WORK TO COMPLETE:
Lines in the entries below where the word "data" shows up should each be copied.

[Start of section]

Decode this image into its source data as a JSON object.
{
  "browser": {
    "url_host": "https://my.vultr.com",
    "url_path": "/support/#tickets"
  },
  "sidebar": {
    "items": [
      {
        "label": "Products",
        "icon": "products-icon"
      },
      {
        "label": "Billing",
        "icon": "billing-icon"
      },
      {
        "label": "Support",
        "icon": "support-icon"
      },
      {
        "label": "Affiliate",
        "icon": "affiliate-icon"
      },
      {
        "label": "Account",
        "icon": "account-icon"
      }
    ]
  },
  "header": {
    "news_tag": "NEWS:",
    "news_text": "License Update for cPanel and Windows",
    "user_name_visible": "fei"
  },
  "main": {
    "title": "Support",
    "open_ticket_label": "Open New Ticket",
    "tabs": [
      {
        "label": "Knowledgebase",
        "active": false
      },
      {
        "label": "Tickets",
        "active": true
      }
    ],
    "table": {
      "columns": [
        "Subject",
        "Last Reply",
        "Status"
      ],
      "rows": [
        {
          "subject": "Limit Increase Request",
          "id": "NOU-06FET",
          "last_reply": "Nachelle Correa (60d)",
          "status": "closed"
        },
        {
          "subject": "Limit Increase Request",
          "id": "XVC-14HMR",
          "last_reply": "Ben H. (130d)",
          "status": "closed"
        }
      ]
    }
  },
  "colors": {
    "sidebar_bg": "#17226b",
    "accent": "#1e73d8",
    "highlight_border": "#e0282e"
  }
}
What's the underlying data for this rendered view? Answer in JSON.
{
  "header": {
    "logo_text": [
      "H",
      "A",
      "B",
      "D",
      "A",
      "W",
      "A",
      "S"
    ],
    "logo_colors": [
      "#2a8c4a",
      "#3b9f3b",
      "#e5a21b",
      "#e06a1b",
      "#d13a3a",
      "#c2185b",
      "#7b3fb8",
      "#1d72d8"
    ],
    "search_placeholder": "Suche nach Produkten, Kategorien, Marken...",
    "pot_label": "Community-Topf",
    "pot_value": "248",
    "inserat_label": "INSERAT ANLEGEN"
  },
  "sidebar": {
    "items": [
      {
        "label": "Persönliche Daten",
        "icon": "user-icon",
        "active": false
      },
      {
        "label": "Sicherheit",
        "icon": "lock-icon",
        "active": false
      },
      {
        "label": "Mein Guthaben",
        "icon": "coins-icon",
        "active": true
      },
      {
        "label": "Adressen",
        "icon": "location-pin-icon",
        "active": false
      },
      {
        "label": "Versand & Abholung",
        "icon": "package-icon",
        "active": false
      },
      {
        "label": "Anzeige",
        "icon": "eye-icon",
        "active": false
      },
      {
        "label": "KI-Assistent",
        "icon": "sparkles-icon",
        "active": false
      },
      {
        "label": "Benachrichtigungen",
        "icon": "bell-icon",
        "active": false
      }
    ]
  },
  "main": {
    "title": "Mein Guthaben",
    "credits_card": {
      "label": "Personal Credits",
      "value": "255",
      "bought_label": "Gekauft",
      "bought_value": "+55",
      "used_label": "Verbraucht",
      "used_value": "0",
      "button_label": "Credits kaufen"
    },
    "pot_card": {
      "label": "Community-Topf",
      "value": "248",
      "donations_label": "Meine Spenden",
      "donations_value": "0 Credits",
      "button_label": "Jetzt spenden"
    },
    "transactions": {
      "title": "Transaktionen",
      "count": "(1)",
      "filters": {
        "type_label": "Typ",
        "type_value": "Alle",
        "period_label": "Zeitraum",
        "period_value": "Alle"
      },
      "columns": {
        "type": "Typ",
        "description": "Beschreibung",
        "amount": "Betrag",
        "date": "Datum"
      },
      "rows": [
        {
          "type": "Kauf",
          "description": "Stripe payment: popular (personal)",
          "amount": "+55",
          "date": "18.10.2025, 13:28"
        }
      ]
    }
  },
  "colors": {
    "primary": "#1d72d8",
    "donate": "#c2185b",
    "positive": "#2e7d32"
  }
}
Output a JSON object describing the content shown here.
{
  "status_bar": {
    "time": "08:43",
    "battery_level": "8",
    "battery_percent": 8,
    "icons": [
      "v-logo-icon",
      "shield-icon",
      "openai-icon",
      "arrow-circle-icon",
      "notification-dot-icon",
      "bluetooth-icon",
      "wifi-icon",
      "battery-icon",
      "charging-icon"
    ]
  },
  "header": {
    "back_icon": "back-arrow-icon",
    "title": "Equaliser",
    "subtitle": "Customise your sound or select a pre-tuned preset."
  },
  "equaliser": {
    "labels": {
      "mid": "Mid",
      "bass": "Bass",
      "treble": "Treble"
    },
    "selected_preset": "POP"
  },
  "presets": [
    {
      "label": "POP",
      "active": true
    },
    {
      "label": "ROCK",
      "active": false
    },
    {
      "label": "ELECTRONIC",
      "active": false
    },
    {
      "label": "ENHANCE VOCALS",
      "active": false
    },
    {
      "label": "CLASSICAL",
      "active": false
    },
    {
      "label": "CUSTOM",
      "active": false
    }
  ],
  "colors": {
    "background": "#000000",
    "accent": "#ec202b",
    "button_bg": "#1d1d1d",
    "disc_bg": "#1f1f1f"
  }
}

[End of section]

SOLUTION FOR THIS EXERCISE:
Decode this image into its source data as a JSON object.
What's the underlying data for this rendered view? Answer in JSON.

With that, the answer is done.